Technology plays a big role in an organisation’s scaling efforts, especially if it is a non-profit organisation, like ours. Taking that into consideration we have begun using technology in almost all aspects of our work. We are keen about taking assessments of our tests on the digital platform. Using digital devices for assessments of our English Literacy Program-related tests would help us to give feedback to the teachers and partner organisations quickly. Thereby, enabling them to take decisions more effectively and also helping us to reach and cater to more students through their teachers and other partnering organisations.
While still, it is in the nascent stage, the very fact that digital assessments seem distinctly a workable possibility excites us. We have begun experimenting with EkStep, a non-profit set up to provide learning opportunities to children. EkStep deals with end users as well as content creators. Their platform, Genie, allows for the development of gamified apps which has been used by us to develop a digital form of our test, wherein the child can take the test themselves or the teachers can input the marks of their students’ paper-pencil test, on the app.
Geared up with our mobile phones & tablets, we headed to Keshav Gore Smarak Trust in Goregaon West, Mumbai, where these experimental tests were conducted on 55 students on 27th of March, 2017. These 9th & 10th Graders attend an after-school program with the trust that facilitates learning of school syllabus as well as skill development.
In the 1st experiment was a student-centric test wherein 24 students took the tests themselves on the devices. Our general observation was that the students were more relaxed and confident while taking this test. They got the hang of the application pretty quickly and with very little explanation required from our end. They started solving the test on the application and before long they had completed the test, most of which was without assistance from our end. Once over, some of them eagerly wanted to know how they had scored. Some wanted to engage with this app and were wanting to know how they could download the app on their phones.
The 2nd experiment had the teacher at its center, wherein 31 students answered orally and the teacher fed their marks into the device. The first observation on conducting this method of testing was that it was a quicker version of administering the test than the first experiment. Also that it was easier to select the correct data from the method we chose to create the templates. The key fear was that there was a possibility of the teacher forgetting to change the student profile when students are sharing devices and this would create data issues.
Overall, our feeling is that if the few small niggles could be ironed out then this app could be used in conducting Digital Mapping tests across various channels for English Literacy Program.
With newer learning, our next trial of these experiments is being conducted with 750 students from 13 Ashram Schools in Nashik and on Teacher Entrepreneurs during this summer vacation.
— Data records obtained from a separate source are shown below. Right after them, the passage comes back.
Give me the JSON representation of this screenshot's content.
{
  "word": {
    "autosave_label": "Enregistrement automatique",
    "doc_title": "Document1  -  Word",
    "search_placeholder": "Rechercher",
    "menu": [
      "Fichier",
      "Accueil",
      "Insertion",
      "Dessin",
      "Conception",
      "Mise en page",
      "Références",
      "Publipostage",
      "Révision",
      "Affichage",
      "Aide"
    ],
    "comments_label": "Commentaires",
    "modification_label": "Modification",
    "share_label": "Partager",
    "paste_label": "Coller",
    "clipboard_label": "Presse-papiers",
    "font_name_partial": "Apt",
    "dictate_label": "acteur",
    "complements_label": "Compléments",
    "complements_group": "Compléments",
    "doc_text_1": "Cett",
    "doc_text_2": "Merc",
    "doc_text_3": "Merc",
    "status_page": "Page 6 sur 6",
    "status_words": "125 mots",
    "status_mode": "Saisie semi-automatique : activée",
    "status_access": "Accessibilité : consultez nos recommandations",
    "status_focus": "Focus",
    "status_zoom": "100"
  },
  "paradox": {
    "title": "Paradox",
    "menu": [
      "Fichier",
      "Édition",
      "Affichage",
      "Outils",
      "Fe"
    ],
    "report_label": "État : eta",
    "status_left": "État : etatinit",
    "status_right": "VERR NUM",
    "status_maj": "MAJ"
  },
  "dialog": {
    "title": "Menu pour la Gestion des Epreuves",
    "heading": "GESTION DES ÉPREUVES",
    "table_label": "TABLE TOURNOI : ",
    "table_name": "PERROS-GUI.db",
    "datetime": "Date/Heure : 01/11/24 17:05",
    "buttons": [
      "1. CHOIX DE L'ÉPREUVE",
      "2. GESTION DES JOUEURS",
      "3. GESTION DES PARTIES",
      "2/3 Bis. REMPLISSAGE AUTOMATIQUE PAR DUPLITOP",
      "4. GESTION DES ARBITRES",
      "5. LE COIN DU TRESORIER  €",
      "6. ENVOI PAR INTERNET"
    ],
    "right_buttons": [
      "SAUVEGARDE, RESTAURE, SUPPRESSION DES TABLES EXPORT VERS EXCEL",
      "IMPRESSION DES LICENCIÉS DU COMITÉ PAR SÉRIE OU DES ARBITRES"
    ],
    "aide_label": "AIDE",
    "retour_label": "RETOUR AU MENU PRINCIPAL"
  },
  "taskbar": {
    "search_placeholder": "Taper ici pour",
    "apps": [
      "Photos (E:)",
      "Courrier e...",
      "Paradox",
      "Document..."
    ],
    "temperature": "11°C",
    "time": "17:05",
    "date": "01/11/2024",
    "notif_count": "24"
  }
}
The advent of technology has made the Mapping Test easy and interesting to conduct on the digital platform. And the successful conduct of these experiments has increased our expectations and hopes that more tests and content will find its way to the digital side. The leap from non-digital to digital is clear and awaited.